■ What the exercise asks
The string "more" appears in some lines of the data. Report how many, with no other words.

[Dataset records — start]

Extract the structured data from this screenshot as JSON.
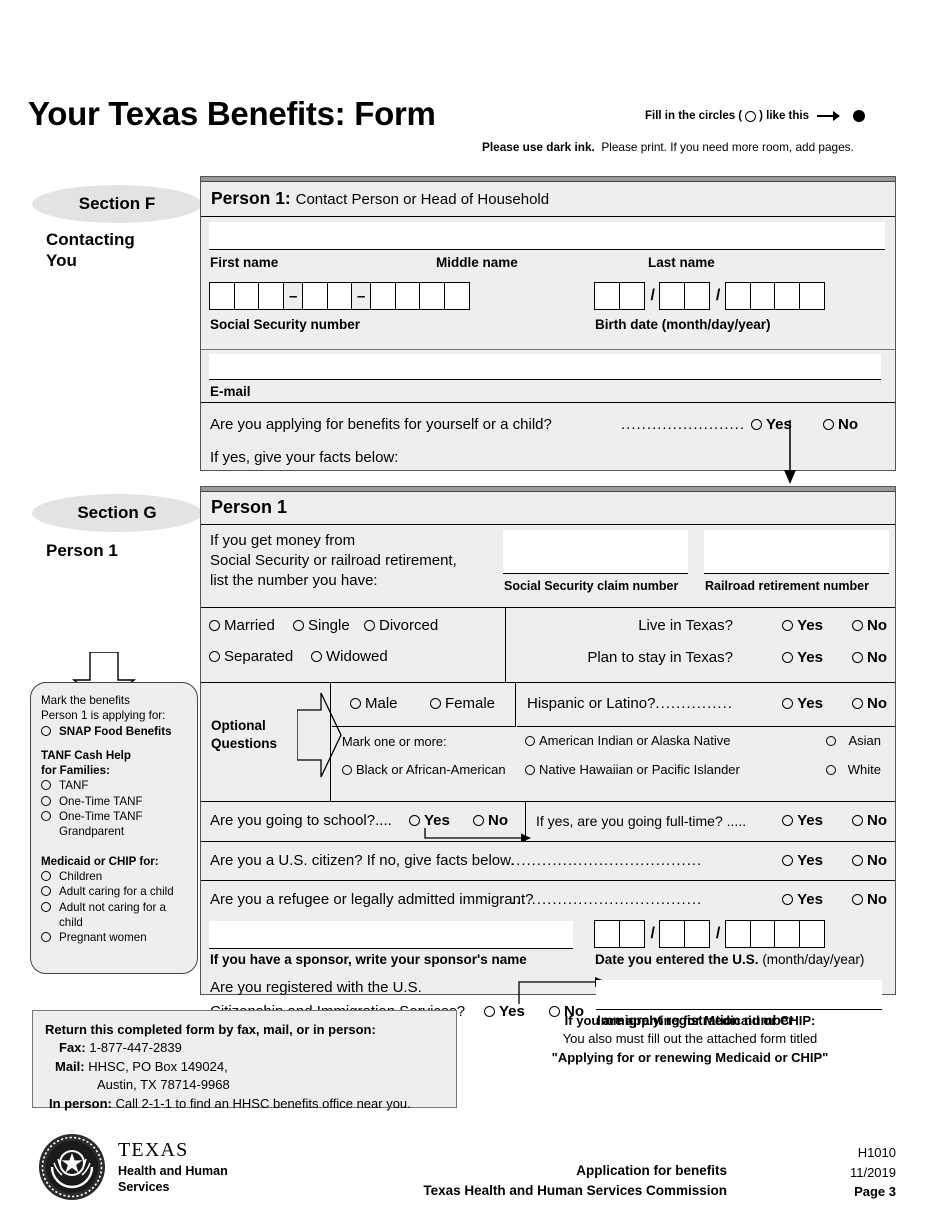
{
  "header": {
    "title": "Your Texas Benefits: Form",
    "fill_note_prefix": "Fill in the circles (",
    "fill_note_suffix": ") like this",
    "ink_note_bold": "Please use dark ink.",
    "ink_note_rest": "Please print. If you need more room, add pages."
  },
  "section_f": {
    "badge": "Section F",
    "subtitle": "Contacting\nYou",
    "person_label": "Person 1:",
    "person_sub": "Contact Person or Head of Household",
    "first_name": "First name",
    "middle_name": "Middle name",
    "last_name": "Last name",
    "ssn_label": "Social Security number",
    "birth_label": "Birth date (month/day/year)",
    "email_label": "E-mail",
    "apply_question": "Are you applying for benefits for yourself or a child?",
    "apply_dots": "........................",
    "yes": "Yes",
    "no": "No",
    "if_yes": "If yes, give your facts below:"
  },
  "section_g": {
    "badge": "Section G",
    "subtitle": "Person 1",
    "person_label": "Person 1",
    "money_line1": "If you get money from",
    "money_line2": "Social Security or railroad retirement,",
    "money_line3": "list the number you have:",
    "ss_claim_label": "Social Security claim number",
    "railroad_label": "Railroad retirement number",
    "marital": [
      "Married",
      "Single",
      "Divorced",
      "Separated",
      "Widowed"
    ],
    "live_in_texas": "Live in Texas?",
    "plan_to_stay": "Plan to stay in Texas?",
    "optional_questions": "Optional\nQuestions",
    "gender": [
      "Male",
      "Female"
    ],
    "hispanic_question": "Hispanic or Latino?",
    "hispanic_dots": "...............",
    "mark_one_or_more": "Mark one or more:",
    "races": [
      "American Indian or Alaska Native",
      "Asian",
      "Black or African-American",
      "Native Hawaiian or Pacific Islander",
      "White"
    ],
    "school_question": "Are you going to school?....",
    "fulltime_question": "If yes, are you going full-time? .....",
    "citizen_question": "Are you a U.S. citizen? If no, give facts below.",
    "citizen_dots": ".....................................",
    "refugee_question": "Are you a refugee or legally admitted immigrant?",
    "refugee_dots": ".....................................",
    "sponsor_label": "If you have a sponsor, write your sponsor's name",
    "entered_us_bold": "Date you entered the U.S.",
    "entered_us_norm": "(month/day/year)",
    "registered_line1": "Are you registered with the U.S.",
    "registered_line2": "Citizenship and Immigration Services?",
    "immigrant_reg_label": "Immigrant registration number",
    "yes": "Yes",
    "no": "No"
  },
  "benefits_box": {
    "line1": "Mark the benefits",
    "line2": "Person 1 is applying for:",
    "snap": "SNAP Food Benefits",
    "tanf_heading1": "TANF Cash Help",
    "tanf_heading2": "for Families:",
    "tanf_options": [
      "TANF",
      "One-Time TANF",
      "One-Time TANF\nGrandparent"
    ],
    "medicaid_heading": "Medicaid or CHIP for:",
    "medicaid_options": [
      "Children",
      "Adult caring for a child",
      "Adult not caring for a\nchild",
      "Pregnant women"
    ]
  },
  "return_box": {
    "heading": "Return this completed form by fax, mail, or in person:",
    "fax_label": "Fax:",
    "fax_value": "1-877-447-2839",
    "mail_label": "Mail:",
    "mail_value": "HHSC, PO Box 149024,",
    "mail_value2": "Austin, TX 78714-9968",
    "inperson_label": "In person:",
    "inperson_value": "Call 2-1-1 to find an HHSC benefits office near you."
  },
  "medicaid_note": {
    "line1": "If you are applying for Medicaid or CHIP:",
    "line2": "You also must fill out the attached form titled",
    "line3": "\"Applying for or renewing Medicaid or CHIP\""
  },
  "footer": {
    "logo_texas": "TEXAS",
    "logo_hhs_line1": "Health and Human",
    "logo_hhs_line2": "Services",
    "center_line1": "Application for benefits",
    "center_line2": "Texas Health and Human Services Commission",
    "form_number": "H1010",
    "form_date": "11/2019",
    "page": "Page 3"
  }
}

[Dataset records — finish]

■ Result below
2